product Reliability and ComPleXity (RCPX) required reusability (RUSE) Platform DIFficulty (PDIF) PERSonnel capability (PERS) PeRsonnel EXperience (PREX) FaCILities available (FCIL) SChEDule pressure (SCED)
Software Project Management 73

The Early Design Stage Effort Multiplier (contd)


Assess each factor by
Very low, low, nominal, high, very high, and extra high

Assign each factor using a value between 0.5 and 1.5 (inclusive) EM is the product of all these values

Software Project Management

74

The Early Design Stage Effort Multiplier (contd)


Early Design RCPX RUSE PDIF PERS PREX FCIL SCED
Software Project Management

Very Low Extra High 0.5 1.5 0.5 1.5 0.5 1.5 1.5 0.5 1.5 0.5 1.5 0.5 1.5 0.5
75

The Early Design Stage Example


See separate handout

Software Project Management

76

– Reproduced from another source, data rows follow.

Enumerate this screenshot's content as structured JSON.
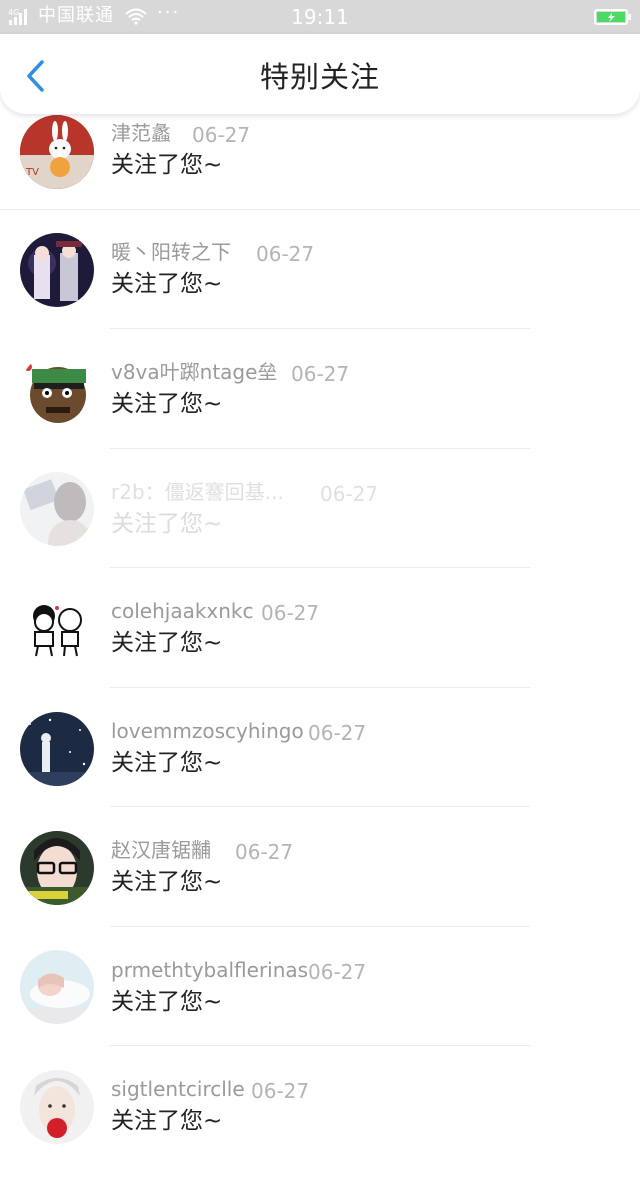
{
  "status_bar": {
    "carrier": "中国联通",
    "dots": "···",
    "time": "19:11"
  },
  "header": {
    "title": "特别关注"
  },
  "items": [
    {
      "name": "津范蠡",
      "date": "06-27",
      "message": "关注了您~"
    },
    {
      "name": "暖丶阳转之下",
      "date": "06-27",
      "message": "关注了您~"
    },
    {
      "name": "v8va叶踯ntage垒",
      "date": "06-27",
      "message": "关注了您~"
    },
    {
      "name": "r2b：僵返謇回基...",
      "date": "06-27",
      "message": "关注了您~"
    },
    {
      "name": "colehjaakxnkc",
      "date": "06-27",
      "message": "关注了您~"
    },
    {
      "name": "lovemmzoscyhingo",
      "date": "06-27",
      "message": "关注了您~"
    },
    {
      "name": "赵汉唐锯黼",
      "date": "06-27",
      "message": "关注了您~"
    },
    {
      "name": "prmethtybalflerinas",
      "date": "06-27",
      "message": "关注了您~"
    },
    {
      "name": "sigtlentcirclle",
      "date": "06-27",
      "message": "关注了您~"
    }
  ],
  "colors": {
    "accent": "#2f8fe0",
    "status_bar_bg": "#d8d8d8",
    "battery": "#4cd964"
  }
}
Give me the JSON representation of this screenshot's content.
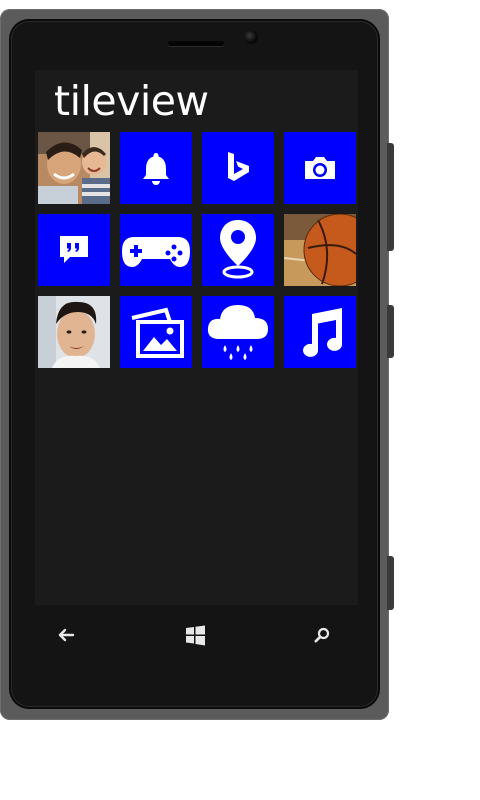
{
  "app": {
    "title": "tileview"
  },
  "tiles": [
    {
      "kind": "photo",
      "icon": "family-photo"
    },
    {
      "kind": "icon",
      "icon": "bell-icon"
    },
    {
      "kind": "icon",
      "icon": "bing-icon"
    },
    {
      "kind": "icon",
      "icon": "camera-icon"
    },
    {
      "kind": "icon",
      "icon": "quote-bubble-icon"
    },
    {
      "kind": "icon",
      "icon": "gamepad-icon"
    },
    {
      "kind": "icon",
      "icon": "map-pin-icon"
    },
    {
      "kind": "photo",
      "icon": "basketball-photo"
    },
    {
      "kind": "photo",
      "icon": "man-portrait-photo"
    },
    {
      "kind": "icon",
      "icon": "pictures-icon"
    },
    {
      "kind": "icon",
      "icon": "rain-cloud-icon"
    },
    {
      "kind": "icon",
      "icon": "music-note-icon"
    }
  ],
  "nav": {
    "back": "back-arrow-icon",
    "start": "windows-logo-icon",
    "search": "search-icon"
  },
  "colors": {
    "tile_accent": "#0000ff",
    "screen_background": "#1b1b1b",
    "phone_frame": "#5b5b5b"
  }
}
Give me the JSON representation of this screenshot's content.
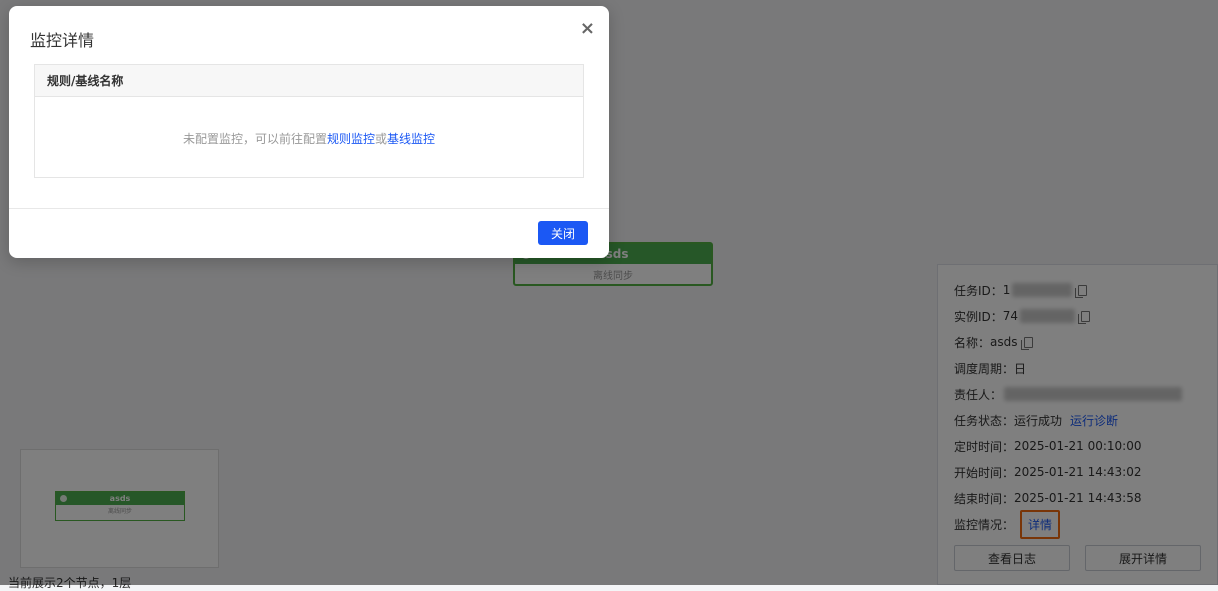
{
  "modal": {
    "title": "监控详情",
    "close_icon": "×",
    "table_header": "规则/基线名称",
    "empty_prefix": "未配置监控，可以前往配置",
    "link_rule": "规则监控",
    "empty_or": "或",
    "link_baseline": "基线监控",
    "primary_button": "关闭"
  },
  "node": {
    "name": "asds",
    "type": "离线同步"
  },
  "minimap": {
    "name": "asds",
    "type": "离线同步"
  },
  "stats": "当前展示2个节点，1层",
  "panel": {
    "task_id_label": "任务ID：",
    "task_id_value": "1",
    "instance_id_label": "实例ID：",
    "instance_id_value": "74",
    "name_label": "名称：",
    "name_value": "asds",
    "cycle_label": "调度周期：",
    "cycle_value": "日",
    "owner_label": "责任人：",
    "status_label": "任务状态：",
    "status_value": "运行成功",
    "diagnose_link": "运行诊断",
    "scheduled_label": "定时时间：",
    "scheduled_value": "2025-01-21 00:10:00",
    "start_label": "开始时间：",
    "start_value": "2025-01-21 14:43:02",
    "end_label": "结束时间：",
    "end_value": "2025-01-21 14:43:58",
    "monitor_label": "监控情况：",
    "monitor_link": "详情",
    "log_button": "查看日志",
    "expand_button": "展开详情"
  },
  "colors": {
    "primary": "#1b58f4",
    "node_green": "#4caf50",
    "highlight": "#f36b0e"
  }
}
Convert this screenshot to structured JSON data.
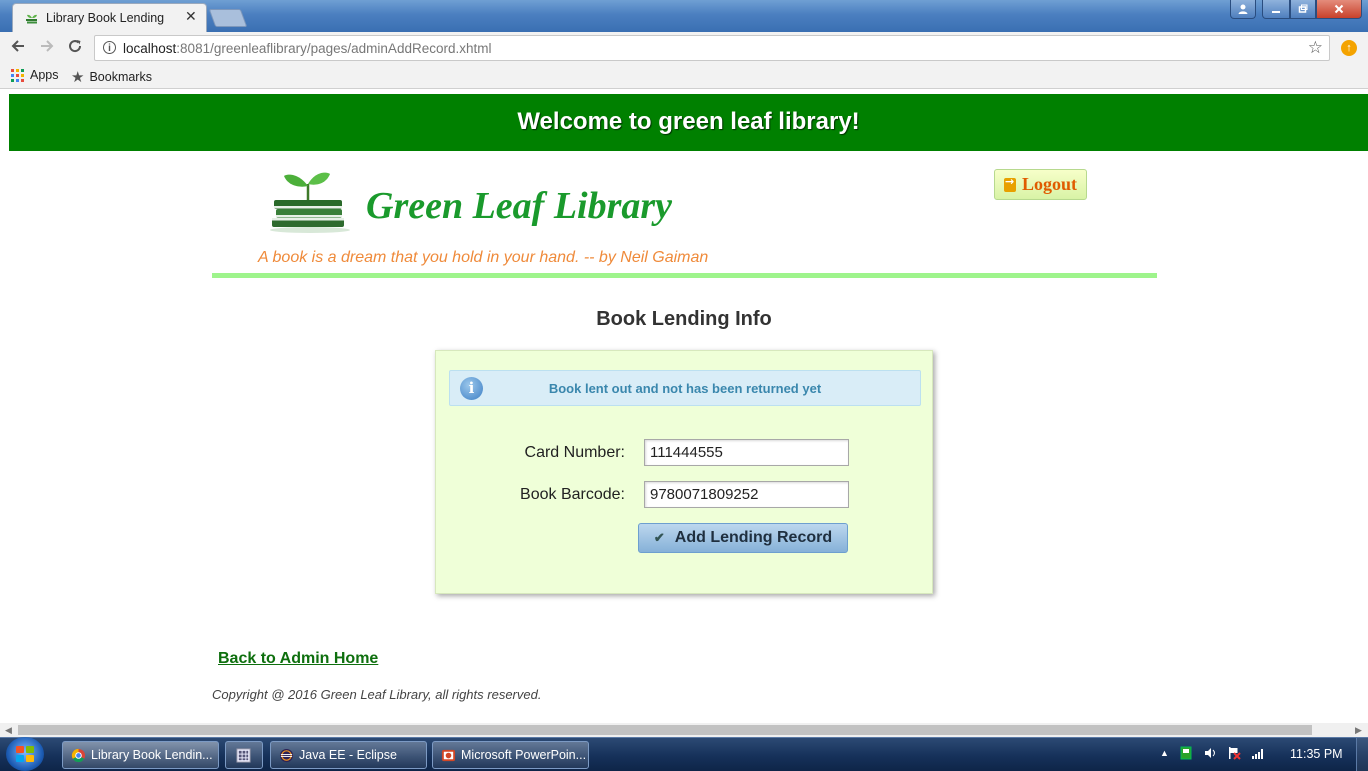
{
  "browser": {
    "tab_title": "Library Book Lending",
    "tab_close": "✕",
    "url_host": "localhost",
    "url_rest": ":8081/greenleaflibrary/pages/adminAddRecord.xhtml",
    "bookmarks": {
      "apps_label": "Apps",
      "bookmarks_label": "Bookmarks"
    }
  },
  "page": {
    "banner": "Welcome to green leaf library!",
    "logo_text": "Green Leaf Library",
    "logout_label": "Logout",
    "quote": "A book is a dream that you hold in your hand. -- by Neil Gaiman",
    "heading": "Book Lending Info",
    "message": "Book lent out and not has been returned yet",
    "form": {
      "card_label": "Card Number:",
      "card_value": "111444555",
      "barcode_label": "Book Barcode:",
      "barcode_value": "9780071809252",
      "submit_label": "Add Lending Record"
    },
    "back_link": "Back to Admin Home",
    "copyright": "Copyright @ 2016 Green Leaf Library, all rights reserved."
  },
  "taskbar": {
    "items": [
      "Library Book Lendin...",
      "Java EE - Eclipse",
      "Microsoft PowerPoin..."
    ],
    "clock": "11:35 PM"
  },
  "colors": {
    "banner_green": "#008000",
    "logo_green": "#1a9a2c",
    "quote_orange": "#ef8a3a",
    "rule_green": "#9ef48c",
    "panel_bg": "#efffd8",
    "info_blue": "#3a87ad"
  },
  "icons": [
    "tab-favicon-icon",
    "back-icon",
    "forward-icon",
    "reload-icon",
    "info-icon",
    "star-icon",
    "extension-icon",
    "apps-icon",
    "bookmark-star-icon",
    "logo-books-icon",
    "logout-icon",
    "info-message-icon",
    "check-icon",
    "windows-start-icon",
    "chrome-icon",
    "eclipse-icon",
    "powerpoint-icon"
  ]
}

The Post-architecture Stage


Estimation after the software architecture has been defined The same basic model equation Size estimation by KSLOC (preferred) or FPs Same scale factor estimation 17 factors in EM (7 in early design stage)
Software Project Management 77

The Post-architecture Stage Effort Multiplier


17 factors in 4 different categories
Product attributes Platform attributes Personnel attributes Project attributes

Software Project Management

78

The Post-architecture Stage Effort Multiplier


Product attributes
Required reliability (RELY)* Database size (DATA) Product complexity (CPLX)* Required reuse (RUSE)** Documentation (DOCU) *Relate to RCPX in early design stage

Software Project Management

79

The Post-architecture Stage EAF (Contd)


Platform attributes
execution TIME constraint (TIME)* main STORage constraint (STOR)* Platform VOLatility (PVOL)* *Related to Platform DIFficulty (PDIF) in early design stage

Software Project Management

80

The Post-architecture Stage EAF (Contd)


Personnel attributes
Analyst CAPabilities (ACAP)^ Application EXPerience (AEXP)* Programmer CAPabilities (PCAP)^ Personnel EXPerience (PEXP)* programming Language/Tool EXperience (LTEX)* Personnel CONtinuity (PCON)^
Software Project Management 81

The Post-architecture Stage EAF (Contd)


Project attributes
use of software TOOLs (TOOL)* multiSITE development team communications (SITE)* *Relate to FCIL in early design model

Software Project Management

82

EAF Relations
Early Design RCPX RUSE PDIF PERS PREX FCIL SCED
Software Project Management

Post-Architecture RELY, DATA, CPLX, DOCU RUSE TIME, STOR, PVOL ACAP, PCAP, PCON AEXP, PEXP, LTEX TOOL, SITE SCED
83

The Post-architecture Stage Example


See separate handout

Software Project Management

84

COCOMO II (contd)
Advantages
Good improvement over COCOMO Good match for iterative development, modern technology, and management process

Disadvantages
Still immature, diverse projects in database Hard to believe that it will be any more reliable than the original COCOMO model

Software Project Management

85

References
Hughes, B., and Cotterell, M. (1999) Software project management, 2nd ed., McGraw Hill Pfleeger, S.L. (1998) Software Engineering: Theory and Practice, Prentice Hall Royce, W. (1998) Software Project Management: A Unified Framework, Addison Wesley Center for Software Engineering, USC (1999) COCOMO II Model Definition Manual.
Software Project Management 86